During the past 10 years or so, investors have come to appreciate — and implement — the sector diversification pie chart. It’s a neat and tidy tool to make sure your stock portfolio is balanced, and there’s just something subconsciously rewarding about well-proportioned geometrical shapes.
But sometimes, the creation of a well-proportioned pie chart can detract from the more important goal of owning the very best stocks you can.
Said another way: If your pharma sliver of pie is too small, it’s easy to fall into the “any old pharma stock will do” trap and just shove a second-rate name into the mix. Big mistake. The goal should be to find the best of the best names for every sector represented in your holdings. See, at the end of the day there are only one or two great companies in a particular industry, and the rest are simply along for the ride.
With that in mind, here’s a rundown of the U.S. pharmaceutical industry’s major stocks, from weakest to strongest. As you’ll see, only two of them are actual “must-own” names.
To be clear, just because Pfizer (NYSE:PFE), Johnson & Johnson (NYSE:JNJ) and Abbott Laboratories (NYSE:ABT) are at the bottom rungs of the pharmaceutical ladder doesn’t mean they’re horrible companies. All three are among the industry’s biggest companies for a reason. However, all three are facing — or soon will — bigger challenges than they might be able to fully abate.
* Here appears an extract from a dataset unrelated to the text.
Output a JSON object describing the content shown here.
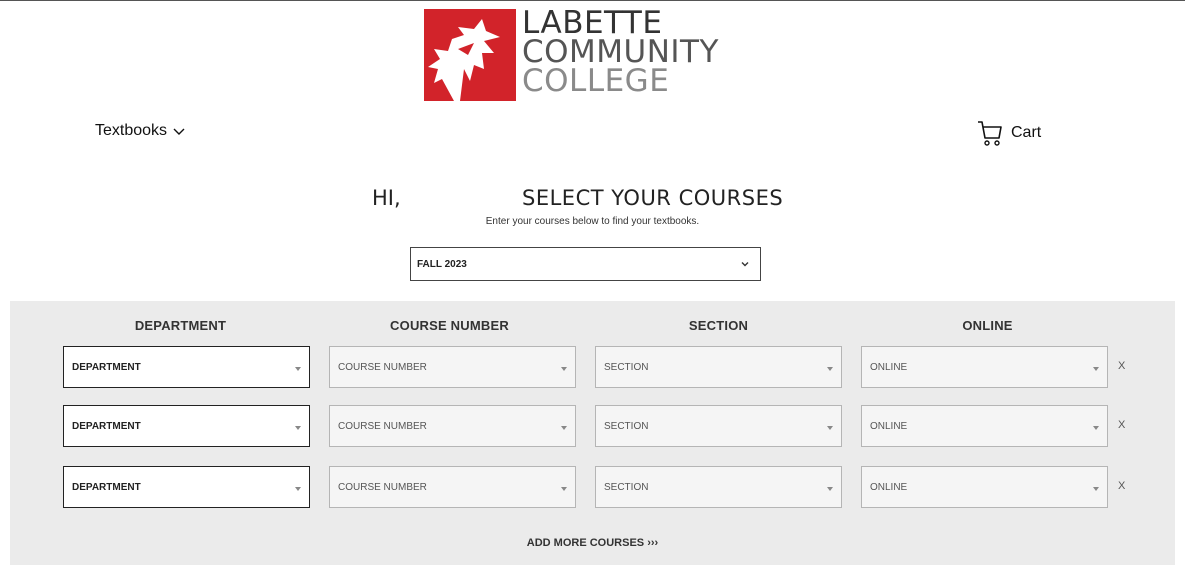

For Pfizer, that hurdle is the loss of patent protection on Lipitor. The cholesterol-fighting drug generated about $11 billion in sales for the company last year, or about 16% of the company’s sales (and roughly 19% of profits). Though it’s only been a few months since the U.S. patent expired, generic versions already have taken a big bite out of Pfizer’s business. The outfit is working hard to develop other drugs to make up for those lost sales, but it’s just not easy to replace the world’s most successful drug ever.
As for J&J and Abbott, neither of them are lighting it up on the earnings front either.
Yes, Johnson & Johnson recently was upgraded, but the company’s profit stagnation (and more recent decline) isn’t something that magically disappears over time. While it’s working to fight its way out of a slump, it’s going to take much more than the Synthes deal and a new CEO (who’s already been tainted) to do so.
In the interest of fairness, yes, I was a huge fan of Abbott’s brewing technical breakout back in October. The problem is, the stock rallied much farther than earnings have improved. Now it just looks frothy for no good reason.
OK, GlaxoSmithKline (NYSE:GSK) actually is a United Kingdom company. But it has such an enormous presence in the U.S. market that we can reasonably throw it into the pool — even if only to call it a mediocre pick. Though the stock has been broadly on the rise since early 2009, neither the top line nor the bottom line has budged.
And, for whatever reason, Glaxo might be steering away from the gene therapy game by declining to even participate in the invitation-driven bidding process for Human Genome Sciences (NASDAQ:HGSI). Human Genome was willing to discuss its ongoing strategic alternatives with Glaxo — which might include an outright sale — but it looks like the U.K.-based drugmaker wants to do it its way (by appealing directly to shareholders), or no way at all.
Merck & Co. (NYSE:MRK) hasn’t been able to meaningfully grow earnings in more than a decade. There’s not much in the pipeline that’s going to change that, either.
Bristol-Myers Squibb is one of the few major pharma names that’s actually growing the bottom line, and seeing its shares move higher accordingly. That hasn’t always been the case, though.
BMY ran into some real sales trouble in 2002, sending the stock from $55 to $20, where it essentially stayed until last year. Earnings have been steadily on the rise again for a while, though, ramping up from trailing 12-month profits of $1.07 per share in 2007 to the latest figure of $2.22 per share — the best results we’ve seen since the lull began in 2002. Yet, the stock is only now starting to make higher highs, and there’s a ton of room to recover before retesting 2001’s peak prices. And at a P/E of only 15.5, there’s no big valuation hurdle to get over.
As for Eli Lilly — the smallest of the seven in question — it’s also on the mend, but from the nastiest, most undeserved selloff for any major pharmaceutical manufacturer in the past decade. Shares were in the mid-$70s in the year 2000, but reached a low of $32 in early 2009.
Earnings getting killed? Not really. The market mostly overreacted to worries of problems that never materialized.
Shares have been in rebound mode since 2009, but at about $42 there’s still a lot of room to run, particularly with a trailing P/E of only 10.8. Not to mention LLY yields roughly 4.6% in dividends. And Lilly features a broad pipeline (including blood pressure, diabetes and weight-loss drugs), as well as a willingness to deal with a lot of R&D and marketing partners (Boehringer Ingelheim, Incyte and Novast just to name a few).
There’s no one single thing that makes the company great. It’s just that the market hasn’t fully appreciated that Lilly does a lot of different things very, very well — much better than most of its competition.
As of this writing, James Brumley did not hold a position in any of the aforementioned securities.